Three crawlers were on display, although the Lindeman and the Cat 22 owned by member Bob Faclam refused to start. The IHC TD-40 of Herb Tangen's provided yeoman ser vice on Sunday morning as about 3 inches of snow preceded by rain turned the grounds into a quagmire. The TD-40 was pressed into service to extricate the vehicles of several departing exhibitors. Due to the messy grounds, outside activities were cancelled and members put away those items that had to be secured immediately and then adjourned to Ove's machine shed for the annual church service presided over by Rae Ginther.

New to the show in 1988 was the 'Teton Tots Tractor Tug'. This event for children featured a pulling sled made by member Greg Alzheimer and four pedal tractors loaned by various members. All participants received ribbons.

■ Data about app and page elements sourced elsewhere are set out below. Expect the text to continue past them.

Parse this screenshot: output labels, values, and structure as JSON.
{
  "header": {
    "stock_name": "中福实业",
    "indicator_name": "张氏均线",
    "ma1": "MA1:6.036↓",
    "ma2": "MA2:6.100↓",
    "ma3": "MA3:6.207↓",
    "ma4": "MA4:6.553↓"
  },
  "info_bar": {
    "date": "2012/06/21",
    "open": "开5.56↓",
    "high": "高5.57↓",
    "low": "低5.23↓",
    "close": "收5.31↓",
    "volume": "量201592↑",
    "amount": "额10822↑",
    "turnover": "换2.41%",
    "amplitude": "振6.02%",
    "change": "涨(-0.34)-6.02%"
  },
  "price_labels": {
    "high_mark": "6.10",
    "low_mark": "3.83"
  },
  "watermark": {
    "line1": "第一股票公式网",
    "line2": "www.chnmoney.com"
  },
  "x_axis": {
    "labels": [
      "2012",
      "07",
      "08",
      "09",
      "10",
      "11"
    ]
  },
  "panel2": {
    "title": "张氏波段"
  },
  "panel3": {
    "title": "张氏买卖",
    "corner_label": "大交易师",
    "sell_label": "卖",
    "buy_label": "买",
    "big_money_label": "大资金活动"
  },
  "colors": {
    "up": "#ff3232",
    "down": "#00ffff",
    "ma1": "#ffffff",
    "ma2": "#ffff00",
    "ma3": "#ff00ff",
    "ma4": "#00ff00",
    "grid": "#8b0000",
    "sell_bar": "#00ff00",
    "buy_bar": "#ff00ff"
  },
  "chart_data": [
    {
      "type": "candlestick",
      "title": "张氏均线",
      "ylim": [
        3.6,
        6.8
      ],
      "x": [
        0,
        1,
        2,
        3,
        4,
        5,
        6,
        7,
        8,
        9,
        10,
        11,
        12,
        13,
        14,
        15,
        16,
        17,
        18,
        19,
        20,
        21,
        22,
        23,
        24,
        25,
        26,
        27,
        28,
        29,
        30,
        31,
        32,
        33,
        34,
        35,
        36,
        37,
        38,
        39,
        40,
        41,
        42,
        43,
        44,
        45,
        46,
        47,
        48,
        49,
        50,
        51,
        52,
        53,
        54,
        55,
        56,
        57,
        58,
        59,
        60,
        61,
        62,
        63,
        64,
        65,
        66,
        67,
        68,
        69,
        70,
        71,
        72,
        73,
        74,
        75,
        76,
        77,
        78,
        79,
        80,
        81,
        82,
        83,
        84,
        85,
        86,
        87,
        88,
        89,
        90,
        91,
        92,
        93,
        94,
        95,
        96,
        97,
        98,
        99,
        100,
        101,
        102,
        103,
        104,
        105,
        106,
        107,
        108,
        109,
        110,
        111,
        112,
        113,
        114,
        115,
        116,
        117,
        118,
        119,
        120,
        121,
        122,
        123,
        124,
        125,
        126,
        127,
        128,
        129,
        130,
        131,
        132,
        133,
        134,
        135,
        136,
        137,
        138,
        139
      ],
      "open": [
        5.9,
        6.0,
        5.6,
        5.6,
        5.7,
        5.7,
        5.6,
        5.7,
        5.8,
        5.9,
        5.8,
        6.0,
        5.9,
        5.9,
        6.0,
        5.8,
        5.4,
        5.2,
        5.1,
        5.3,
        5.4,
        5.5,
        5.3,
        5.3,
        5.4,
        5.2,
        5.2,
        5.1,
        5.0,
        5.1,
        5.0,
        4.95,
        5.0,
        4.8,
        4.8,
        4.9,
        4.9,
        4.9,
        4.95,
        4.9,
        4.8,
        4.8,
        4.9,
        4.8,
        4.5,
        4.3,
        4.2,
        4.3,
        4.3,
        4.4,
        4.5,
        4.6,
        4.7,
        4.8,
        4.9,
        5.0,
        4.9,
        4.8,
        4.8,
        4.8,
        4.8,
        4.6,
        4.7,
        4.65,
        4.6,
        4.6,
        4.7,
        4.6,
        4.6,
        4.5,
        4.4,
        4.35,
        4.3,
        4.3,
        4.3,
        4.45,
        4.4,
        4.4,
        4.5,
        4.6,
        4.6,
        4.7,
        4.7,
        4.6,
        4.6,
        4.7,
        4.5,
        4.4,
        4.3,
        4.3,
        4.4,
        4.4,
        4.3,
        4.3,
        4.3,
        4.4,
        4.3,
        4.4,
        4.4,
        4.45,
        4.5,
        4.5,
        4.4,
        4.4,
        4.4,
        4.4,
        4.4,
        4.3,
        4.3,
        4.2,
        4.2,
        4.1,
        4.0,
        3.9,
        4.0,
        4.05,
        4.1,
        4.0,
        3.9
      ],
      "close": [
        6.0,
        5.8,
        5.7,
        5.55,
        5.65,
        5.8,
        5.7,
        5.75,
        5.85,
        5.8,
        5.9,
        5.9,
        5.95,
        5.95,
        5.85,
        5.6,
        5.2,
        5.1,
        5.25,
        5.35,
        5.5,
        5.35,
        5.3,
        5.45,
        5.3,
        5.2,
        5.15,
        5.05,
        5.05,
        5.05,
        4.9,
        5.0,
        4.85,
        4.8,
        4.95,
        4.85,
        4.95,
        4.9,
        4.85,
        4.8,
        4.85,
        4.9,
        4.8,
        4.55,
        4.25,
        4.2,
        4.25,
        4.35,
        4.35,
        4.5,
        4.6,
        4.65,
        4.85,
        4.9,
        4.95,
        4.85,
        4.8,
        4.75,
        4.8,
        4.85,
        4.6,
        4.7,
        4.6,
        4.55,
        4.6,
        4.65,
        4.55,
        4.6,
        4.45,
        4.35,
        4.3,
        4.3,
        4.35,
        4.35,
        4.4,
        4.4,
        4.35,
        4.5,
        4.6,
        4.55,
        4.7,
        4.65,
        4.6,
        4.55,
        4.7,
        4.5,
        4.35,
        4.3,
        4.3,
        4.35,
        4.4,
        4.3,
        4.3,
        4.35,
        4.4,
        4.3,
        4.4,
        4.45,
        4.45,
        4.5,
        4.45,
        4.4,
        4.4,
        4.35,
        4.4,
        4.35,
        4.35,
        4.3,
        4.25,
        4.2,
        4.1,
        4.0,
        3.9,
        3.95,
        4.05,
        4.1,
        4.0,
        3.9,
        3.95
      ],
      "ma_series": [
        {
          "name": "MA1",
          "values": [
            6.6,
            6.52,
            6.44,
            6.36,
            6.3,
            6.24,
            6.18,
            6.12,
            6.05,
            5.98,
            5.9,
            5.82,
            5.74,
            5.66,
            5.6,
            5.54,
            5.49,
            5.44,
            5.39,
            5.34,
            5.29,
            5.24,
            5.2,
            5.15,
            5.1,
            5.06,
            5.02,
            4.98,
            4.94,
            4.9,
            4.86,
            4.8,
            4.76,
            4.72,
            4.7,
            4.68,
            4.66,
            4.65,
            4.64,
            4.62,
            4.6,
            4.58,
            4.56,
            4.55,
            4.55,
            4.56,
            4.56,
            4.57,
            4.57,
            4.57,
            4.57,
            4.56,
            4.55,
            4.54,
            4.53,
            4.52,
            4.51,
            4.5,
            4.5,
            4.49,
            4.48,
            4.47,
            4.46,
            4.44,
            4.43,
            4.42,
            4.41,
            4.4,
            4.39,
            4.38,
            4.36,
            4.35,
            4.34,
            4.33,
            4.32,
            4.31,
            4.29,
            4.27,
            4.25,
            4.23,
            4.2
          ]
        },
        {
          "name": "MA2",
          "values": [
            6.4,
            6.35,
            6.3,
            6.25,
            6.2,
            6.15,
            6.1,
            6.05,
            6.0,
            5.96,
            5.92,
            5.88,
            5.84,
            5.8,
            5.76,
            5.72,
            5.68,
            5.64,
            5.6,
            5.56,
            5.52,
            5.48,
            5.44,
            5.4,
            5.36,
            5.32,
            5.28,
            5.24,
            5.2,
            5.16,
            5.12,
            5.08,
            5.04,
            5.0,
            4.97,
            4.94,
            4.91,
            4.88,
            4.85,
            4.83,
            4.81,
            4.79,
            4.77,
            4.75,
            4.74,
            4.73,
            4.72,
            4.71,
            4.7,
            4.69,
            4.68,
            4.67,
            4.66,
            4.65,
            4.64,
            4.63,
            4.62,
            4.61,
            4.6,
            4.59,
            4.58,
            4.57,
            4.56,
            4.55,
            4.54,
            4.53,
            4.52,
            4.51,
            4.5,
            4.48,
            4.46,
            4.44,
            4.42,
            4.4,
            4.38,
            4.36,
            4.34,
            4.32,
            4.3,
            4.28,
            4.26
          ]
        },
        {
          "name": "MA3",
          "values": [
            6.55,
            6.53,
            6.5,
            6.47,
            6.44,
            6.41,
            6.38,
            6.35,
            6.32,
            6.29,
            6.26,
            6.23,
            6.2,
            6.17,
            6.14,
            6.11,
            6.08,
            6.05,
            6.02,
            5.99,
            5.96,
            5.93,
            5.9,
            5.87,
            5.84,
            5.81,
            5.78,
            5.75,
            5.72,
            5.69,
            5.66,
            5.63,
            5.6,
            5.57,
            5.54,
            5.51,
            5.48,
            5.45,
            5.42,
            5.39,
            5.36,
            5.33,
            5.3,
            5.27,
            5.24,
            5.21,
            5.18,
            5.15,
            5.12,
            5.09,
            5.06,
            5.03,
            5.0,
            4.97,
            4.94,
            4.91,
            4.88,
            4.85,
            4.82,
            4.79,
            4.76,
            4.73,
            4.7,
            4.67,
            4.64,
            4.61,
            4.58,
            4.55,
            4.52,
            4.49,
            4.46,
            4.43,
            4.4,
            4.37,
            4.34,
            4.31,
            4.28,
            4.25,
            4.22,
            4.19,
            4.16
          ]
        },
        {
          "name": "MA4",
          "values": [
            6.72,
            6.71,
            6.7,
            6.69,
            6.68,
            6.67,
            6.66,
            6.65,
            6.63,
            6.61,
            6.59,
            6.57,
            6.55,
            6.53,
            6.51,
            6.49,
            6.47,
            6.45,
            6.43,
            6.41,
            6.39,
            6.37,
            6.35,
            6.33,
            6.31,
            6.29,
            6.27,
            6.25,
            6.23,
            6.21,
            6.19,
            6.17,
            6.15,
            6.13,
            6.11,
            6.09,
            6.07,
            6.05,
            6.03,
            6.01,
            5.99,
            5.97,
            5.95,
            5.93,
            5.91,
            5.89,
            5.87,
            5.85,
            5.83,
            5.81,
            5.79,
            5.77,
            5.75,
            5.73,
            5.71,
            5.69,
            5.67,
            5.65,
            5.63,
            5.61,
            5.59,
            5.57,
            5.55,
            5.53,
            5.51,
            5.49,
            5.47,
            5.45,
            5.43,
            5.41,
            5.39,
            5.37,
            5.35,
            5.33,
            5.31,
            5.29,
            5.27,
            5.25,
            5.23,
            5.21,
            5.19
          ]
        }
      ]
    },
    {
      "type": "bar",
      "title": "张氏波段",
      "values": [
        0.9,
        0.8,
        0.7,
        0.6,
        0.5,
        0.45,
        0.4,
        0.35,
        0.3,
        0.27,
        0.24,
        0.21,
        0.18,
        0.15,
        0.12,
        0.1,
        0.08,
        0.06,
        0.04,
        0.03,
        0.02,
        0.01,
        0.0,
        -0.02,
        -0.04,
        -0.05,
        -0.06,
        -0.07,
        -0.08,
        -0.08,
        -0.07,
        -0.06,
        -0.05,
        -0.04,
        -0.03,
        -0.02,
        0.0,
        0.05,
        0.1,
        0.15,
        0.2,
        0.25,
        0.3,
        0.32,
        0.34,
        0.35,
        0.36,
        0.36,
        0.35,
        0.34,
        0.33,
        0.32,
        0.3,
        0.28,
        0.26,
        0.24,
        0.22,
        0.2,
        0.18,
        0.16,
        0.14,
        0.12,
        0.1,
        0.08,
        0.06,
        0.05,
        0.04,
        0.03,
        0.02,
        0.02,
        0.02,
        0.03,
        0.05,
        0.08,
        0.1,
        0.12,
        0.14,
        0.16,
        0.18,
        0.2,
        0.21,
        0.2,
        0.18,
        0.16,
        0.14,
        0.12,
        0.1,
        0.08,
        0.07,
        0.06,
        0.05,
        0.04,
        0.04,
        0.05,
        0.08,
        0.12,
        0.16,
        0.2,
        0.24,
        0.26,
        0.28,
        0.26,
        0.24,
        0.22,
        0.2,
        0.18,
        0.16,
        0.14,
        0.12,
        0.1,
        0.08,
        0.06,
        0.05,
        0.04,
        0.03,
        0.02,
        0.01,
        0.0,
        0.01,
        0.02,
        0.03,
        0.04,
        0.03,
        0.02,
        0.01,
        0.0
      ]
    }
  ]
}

The Association is already preparing for the 1989 show which will be held at the new show site, a plot of land on the southeast edge of Choteau, the weekend of September 9-10. Members have recently fenced the grounds and are beginning to plot where different activities will take place. Future plans include restoration of a 100 HP Corliss Steam Engine obtained from the old Great Falls Brewery and moving and restoring the old Great Northern RR depot from Choteau. For further information, contact Association President Rick Corey, Box 7020, Dutton, MT, (406) 466-5409, or Ove Larson, Rt. 2, Box 6890, Dutton, MT (406) 466-2609.